[The data]
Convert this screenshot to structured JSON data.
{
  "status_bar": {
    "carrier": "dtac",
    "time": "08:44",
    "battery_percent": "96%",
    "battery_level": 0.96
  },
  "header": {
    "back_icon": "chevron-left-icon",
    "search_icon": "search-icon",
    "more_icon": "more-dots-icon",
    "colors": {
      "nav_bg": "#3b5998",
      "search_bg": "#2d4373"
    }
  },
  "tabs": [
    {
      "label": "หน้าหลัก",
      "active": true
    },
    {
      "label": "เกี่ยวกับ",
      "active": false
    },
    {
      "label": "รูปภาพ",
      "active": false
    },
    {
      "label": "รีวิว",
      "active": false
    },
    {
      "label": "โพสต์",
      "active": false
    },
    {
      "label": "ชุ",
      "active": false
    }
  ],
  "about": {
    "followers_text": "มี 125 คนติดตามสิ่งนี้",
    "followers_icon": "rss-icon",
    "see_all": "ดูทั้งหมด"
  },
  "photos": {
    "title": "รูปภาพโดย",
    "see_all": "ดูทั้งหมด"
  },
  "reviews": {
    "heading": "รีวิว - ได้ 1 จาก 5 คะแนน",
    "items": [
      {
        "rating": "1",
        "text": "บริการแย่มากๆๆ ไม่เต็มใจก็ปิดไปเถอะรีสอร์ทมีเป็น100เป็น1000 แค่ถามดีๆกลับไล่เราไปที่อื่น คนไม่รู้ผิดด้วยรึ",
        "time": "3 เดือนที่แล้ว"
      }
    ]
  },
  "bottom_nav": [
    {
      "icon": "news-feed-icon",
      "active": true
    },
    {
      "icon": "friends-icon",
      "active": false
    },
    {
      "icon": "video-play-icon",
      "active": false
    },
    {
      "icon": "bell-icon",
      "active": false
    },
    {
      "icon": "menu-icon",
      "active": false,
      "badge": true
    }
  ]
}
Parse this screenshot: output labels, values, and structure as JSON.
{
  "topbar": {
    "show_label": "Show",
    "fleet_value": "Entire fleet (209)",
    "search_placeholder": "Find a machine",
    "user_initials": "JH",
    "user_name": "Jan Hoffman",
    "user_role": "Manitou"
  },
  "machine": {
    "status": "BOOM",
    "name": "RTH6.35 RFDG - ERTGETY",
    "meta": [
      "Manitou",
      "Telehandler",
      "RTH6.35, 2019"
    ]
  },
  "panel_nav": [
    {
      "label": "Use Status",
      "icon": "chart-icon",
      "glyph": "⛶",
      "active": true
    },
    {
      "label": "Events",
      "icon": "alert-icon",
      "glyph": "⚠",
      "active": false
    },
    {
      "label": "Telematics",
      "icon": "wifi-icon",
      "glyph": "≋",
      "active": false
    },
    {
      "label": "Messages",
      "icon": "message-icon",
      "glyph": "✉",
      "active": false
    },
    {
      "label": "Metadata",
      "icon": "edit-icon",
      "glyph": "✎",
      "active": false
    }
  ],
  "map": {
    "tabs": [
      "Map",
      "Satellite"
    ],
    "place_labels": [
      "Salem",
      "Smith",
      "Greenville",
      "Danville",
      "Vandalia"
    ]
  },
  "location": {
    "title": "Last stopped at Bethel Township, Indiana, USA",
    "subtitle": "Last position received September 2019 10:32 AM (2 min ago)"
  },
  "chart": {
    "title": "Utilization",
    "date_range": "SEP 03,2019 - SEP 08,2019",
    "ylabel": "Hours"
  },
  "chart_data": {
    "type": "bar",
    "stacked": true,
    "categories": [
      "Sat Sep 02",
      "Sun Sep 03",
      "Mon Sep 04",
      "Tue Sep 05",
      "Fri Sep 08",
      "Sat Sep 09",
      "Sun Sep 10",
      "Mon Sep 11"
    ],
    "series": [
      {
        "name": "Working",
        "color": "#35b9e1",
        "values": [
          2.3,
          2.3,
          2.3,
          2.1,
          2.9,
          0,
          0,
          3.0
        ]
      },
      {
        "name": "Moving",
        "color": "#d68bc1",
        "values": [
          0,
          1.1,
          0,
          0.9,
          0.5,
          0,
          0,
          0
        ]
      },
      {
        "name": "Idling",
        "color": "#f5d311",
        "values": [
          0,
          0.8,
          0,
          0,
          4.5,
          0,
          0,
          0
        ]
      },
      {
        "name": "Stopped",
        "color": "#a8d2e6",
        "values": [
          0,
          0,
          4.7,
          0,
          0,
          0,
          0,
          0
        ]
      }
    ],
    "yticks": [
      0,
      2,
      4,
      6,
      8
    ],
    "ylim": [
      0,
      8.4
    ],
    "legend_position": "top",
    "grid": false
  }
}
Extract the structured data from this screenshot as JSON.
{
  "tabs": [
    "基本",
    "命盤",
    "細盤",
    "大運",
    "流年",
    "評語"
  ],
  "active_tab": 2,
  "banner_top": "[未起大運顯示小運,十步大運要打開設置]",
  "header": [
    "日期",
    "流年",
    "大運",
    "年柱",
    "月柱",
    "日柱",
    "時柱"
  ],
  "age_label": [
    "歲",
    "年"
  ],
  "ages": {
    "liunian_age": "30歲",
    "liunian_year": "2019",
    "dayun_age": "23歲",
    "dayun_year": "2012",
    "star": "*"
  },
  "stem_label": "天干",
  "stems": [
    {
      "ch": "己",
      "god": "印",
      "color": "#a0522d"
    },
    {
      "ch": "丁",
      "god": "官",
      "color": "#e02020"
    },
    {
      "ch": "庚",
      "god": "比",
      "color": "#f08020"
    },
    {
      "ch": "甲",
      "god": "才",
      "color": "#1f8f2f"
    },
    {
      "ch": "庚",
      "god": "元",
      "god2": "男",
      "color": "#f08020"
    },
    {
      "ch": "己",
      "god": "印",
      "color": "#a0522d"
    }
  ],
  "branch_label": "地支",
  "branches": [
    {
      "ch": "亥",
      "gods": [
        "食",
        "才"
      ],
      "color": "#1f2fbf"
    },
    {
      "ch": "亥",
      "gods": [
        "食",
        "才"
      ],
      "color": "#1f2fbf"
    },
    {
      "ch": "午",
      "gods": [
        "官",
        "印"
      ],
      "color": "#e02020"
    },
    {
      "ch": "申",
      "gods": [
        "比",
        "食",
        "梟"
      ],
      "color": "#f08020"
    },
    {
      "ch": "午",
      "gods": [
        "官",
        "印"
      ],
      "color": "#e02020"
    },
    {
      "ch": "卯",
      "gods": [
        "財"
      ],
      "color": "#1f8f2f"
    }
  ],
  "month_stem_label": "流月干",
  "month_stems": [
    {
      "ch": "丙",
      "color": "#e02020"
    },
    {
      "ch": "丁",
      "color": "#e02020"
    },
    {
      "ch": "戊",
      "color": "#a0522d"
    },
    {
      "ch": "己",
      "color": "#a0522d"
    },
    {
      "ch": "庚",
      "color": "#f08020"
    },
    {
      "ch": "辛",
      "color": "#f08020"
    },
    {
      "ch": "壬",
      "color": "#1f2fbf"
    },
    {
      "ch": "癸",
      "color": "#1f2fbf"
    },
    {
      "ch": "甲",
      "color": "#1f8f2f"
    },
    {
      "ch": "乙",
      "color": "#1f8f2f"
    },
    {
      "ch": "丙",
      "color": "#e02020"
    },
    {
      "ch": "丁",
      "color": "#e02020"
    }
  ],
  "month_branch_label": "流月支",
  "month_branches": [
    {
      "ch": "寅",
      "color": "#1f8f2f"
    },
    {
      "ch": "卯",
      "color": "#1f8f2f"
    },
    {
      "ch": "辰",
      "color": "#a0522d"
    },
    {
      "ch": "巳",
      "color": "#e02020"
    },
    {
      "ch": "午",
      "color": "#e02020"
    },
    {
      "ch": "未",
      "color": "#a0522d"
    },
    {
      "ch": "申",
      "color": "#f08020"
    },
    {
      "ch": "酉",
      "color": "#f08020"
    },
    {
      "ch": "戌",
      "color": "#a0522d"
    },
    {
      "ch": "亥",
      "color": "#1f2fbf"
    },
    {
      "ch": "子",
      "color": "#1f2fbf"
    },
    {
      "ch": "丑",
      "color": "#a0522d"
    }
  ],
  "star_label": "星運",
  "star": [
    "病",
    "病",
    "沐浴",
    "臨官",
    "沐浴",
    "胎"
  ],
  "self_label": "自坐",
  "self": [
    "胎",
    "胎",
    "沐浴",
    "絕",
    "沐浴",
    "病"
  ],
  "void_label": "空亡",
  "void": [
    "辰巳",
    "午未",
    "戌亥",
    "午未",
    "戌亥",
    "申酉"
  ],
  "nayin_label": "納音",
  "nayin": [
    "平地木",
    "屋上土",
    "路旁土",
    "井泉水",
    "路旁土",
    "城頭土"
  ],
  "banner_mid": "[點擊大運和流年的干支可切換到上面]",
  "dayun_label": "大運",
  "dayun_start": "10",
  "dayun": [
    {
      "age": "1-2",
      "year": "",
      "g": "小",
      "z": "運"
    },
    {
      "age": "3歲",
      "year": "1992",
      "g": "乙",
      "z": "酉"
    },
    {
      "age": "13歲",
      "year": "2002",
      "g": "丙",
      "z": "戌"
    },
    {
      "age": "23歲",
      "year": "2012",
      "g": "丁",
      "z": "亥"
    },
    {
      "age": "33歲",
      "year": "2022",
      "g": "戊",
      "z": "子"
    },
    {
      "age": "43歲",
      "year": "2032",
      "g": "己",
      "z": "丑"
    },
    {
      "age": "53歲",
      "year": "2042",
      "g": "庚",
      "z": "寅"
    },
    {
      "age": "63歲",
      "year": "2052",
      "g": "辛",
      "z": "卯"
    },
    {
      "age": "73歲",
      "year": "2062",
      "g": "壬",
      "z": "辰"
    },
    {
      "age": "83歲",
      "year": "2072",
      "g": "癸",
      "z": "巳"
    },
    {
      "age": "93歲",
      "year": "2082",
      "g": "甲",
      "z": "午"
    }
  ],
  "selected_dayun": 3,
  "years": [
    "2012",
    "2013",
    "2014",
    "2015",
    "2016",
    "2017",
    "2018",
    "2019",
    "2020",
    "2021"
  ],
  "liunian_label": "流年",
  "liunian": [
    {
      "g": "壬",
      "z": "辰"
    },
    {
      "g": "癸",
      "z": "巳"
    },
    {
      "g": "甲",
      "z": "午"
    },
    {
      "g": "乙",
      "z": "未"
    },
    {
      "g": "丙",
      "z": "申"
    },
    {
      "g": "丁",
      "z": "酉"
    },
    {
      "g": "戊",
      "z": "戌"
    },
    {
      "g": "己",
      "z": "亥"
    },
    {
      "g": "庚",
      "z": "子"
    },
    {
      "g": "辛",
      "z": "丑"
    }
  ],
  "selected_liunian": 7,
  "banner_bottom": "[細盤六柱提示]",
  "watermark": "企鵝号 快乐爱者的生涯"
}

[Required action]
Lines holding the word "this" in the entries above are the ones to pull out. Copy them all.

[Answer below]
Convert this screenshot to structured JSON data.
Parse this screenshot: output labels, values, and structure as JSON.
Extract the structured data from this screenshot as JSON.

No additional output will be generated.